[Opening TASK DATA section]

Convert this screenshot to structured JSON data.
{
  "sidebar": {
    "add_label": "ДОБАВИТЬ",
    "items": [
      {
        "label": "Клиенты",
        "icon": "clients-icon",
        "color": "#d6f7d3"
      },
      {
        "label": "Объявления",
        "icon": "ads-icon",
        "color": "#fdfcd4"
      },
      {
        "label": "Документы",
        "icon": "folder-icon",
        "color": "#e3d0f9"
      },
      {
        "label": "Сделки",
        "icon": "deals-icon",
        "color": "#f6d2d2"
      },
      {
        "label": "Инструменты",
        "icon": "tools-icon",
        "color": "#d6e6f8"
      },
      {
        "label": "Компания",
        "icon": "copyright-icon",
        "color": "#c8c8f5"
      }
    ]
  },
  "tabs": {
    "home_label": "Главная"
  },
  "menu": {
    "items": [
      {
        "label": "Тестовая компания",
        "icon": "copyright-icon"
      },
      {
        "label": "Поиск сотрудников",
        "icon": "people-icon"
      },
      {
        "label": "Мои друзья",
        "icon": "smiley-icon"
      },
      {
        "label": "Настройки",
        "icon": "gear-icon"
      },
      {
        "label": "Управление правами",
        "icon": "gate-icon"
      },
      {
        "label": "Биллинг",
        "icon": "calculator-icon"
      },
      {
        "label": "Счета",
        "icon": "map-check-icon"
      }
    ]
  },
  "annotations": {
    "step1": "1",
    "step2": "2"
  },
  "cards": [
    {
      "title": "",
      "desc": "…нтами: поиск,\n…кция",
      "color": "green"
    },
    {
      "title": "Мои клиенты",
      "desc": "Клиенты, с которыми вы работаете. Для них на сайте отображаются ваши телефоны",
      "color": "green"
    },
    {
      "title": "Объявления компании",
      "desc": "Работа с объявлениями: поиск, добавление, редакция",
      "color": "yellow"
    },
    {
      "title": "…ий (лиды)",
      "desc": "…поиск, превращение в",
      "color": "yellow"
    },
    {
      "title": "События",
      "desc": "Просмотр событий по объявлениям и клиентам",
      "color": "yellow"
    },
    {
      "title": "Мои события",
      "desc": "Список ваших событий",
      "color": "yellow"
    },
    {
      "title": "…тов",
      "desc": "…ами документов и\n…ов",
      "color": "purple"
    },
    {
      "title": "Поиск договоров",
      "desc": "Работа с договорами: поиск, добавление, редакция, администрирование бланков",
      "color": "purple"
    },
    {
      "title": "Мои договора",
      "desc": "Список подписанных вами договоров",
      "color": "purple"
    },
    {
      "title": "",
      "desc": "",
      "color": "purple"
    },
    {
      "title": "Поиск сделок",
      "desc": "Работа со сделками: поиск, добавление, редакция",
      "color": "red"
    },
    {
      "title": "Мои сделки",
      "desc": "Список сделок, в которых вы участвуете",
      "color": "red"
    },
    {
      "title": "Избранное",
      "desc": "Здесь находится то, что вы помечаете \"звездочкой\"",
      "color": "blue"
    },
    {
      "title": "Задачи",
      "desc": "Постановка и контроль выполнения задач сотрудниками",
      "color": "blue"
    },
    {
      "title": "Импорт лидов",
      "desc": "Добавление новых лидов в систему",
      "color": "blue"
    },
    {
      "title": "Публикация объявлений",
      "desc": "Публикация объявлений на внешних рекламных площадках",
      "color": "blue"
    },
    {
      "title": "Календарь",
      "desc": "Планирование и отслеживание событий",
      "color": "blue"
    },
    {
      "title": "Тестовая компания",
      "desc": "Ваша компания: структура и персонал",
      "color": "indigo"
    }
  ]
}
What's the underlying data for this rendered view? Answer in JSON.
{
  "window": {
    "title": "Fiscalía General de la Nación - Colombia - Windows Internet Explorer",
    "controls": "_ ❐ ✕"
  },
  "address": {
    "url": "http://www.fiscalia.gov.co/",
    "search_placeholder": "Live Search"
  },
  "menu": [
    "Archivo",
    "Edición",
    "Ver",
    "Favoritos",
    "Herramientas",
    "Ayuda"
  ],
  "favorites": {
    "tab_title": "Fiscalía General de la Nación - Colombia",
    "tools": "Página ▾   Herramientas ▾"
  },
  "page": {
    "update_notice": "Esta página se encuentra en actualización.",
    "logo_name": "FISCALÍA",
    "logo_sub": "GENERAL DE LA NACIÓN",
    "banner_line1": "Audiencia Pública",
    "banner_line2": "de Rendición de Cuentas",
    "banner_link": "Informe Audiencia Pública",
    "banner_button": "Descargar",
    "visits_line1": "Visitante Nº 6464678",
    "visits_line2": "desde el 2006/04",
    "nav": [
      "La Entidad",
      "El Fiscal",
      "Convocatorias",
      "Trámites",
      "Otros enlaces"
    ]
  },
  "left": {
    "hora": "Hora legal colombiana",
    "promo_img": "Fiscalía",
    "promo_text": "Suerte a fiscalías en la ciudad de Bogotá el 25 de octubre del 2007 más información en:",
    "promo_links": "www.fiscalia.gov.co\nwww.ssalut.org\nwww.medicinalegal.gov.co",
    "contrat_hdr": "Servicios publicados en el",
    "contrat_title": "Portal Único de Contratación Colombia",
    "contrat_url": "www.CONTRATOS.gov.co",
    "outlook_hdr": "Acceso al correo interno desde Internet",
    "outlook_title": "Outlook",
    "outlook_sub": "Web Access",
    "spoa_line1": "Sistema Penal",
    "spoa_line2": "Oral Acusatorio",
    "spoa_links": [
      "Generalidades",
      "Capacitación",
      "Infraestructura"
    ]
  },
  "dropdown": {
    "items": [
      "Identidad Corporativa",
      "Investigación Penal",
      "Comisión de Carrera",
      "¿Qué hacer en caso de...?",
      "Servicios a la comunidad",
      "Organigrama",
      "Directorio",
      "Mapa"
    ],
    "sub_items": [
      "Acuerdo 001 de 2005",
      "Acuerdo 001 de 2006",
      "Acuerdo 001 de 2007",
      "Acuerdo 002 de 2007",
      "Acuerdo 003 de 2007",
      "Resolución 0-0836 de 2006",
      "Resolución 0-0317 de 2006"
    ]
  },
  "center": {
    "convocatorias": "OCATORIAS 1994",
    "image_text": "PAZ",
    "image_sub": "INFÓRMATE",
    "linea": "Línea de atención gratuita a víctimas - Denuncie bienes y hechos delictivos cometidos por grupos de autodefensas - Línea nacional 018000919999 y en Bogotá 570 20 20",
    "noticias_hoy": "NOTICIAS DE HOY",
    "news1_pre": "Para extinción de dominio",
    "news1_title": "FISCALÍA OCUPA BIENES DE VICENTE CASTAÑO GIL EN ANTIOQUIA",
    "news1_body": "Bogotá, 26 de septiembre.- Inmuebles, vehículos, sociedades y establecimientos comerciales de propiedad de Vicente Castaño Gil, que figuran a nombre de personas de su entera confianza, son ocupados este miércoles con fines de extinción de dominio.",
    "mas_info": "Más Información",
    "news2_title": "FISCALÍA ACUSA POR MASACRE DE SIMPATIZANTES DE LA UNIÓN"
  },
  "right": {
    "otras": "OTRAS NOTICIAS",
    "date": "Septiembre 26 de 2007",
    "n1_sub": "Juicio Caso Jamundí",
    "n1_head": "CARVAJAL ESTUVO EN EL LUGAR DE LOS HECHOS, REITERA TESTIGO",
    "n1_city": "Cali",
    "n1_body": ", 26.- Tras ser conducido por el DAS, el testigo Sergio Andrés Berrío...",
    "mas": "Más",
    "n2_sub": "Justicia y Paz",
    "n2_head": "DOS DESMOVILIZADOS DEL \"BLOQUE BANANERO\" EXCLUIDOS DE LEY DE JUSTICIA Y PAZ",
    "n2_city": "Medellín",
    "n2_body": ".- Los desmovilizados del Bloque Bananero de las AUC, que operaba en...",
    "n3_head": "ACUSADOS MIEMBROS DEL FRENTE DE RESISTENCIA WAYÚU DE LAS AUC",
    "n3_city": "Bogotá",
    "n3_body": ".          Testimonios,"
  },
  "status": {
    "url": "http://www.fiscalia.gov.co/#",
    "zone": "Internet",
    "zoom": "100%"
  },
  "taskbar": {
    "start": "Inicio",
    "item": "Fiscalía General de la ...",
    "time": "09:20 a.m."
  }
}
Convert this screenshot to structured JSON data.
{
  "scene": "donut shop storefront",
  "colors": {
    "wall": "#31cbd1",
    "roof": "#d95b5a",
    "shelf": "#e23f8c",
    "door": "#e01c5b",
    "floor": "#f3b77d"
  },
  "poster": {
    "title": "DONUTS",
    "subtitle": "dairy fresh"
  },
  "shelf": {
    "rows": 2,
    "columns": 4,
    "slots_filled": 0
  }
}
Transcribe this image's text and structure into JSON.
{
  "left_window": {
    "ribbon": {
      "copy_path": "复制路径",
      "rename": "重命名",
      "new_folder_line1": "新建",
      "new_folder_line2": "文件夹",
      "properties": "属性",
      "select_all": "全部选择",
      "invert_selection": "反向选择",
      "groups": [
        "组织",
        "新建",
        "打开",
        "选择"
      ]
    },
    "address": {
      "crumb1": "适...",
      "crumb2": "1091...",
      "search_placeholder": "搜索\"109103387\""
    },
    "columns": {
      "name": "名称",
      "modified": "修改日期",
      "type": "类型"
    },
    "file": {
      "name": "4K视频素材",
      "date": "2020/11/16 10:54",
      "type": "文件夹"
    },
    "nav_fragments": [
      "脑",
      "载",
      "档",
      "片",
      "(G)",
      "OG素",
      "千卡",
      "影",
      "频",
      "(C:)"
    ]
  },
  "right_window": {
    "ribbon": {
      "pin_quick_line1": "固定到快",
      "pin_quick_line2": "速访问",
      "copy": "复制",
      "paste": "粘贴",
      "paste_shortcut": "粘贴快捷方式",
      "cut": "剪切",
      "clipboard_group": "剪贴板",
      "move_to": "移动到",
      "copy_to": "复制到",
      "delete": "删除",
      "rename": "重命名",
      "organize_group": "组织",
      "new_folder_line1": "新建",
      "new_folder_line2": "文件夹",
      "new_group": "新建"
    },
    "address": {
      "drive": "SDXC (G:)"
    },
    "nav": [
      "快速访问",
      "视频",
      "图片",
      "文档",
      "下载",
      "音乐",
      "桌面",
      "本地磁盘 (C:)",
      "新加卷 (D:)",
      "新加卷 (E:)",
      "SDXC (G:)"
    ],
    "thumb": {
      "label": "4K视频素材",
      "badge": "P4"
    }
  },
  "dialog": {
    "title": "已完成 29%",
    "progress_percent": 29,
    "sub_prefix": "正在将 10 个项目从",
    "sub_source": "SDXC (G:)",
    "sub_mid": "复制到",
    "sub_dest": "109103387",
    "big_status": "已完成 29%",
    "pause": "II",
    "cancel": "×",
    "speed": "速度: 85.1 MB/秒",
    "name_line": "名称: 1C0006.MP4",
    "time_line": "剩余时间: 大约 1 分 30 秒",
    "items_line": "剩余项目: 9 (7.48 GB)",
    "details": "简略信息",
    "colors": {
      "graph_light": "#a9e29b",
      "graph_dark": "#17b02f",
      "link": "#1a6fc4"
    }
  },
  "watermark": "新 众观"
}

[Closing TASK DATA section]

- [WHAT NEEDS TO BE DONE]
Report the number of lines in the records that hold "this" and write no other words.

- [REPLY TO THE TASK]
4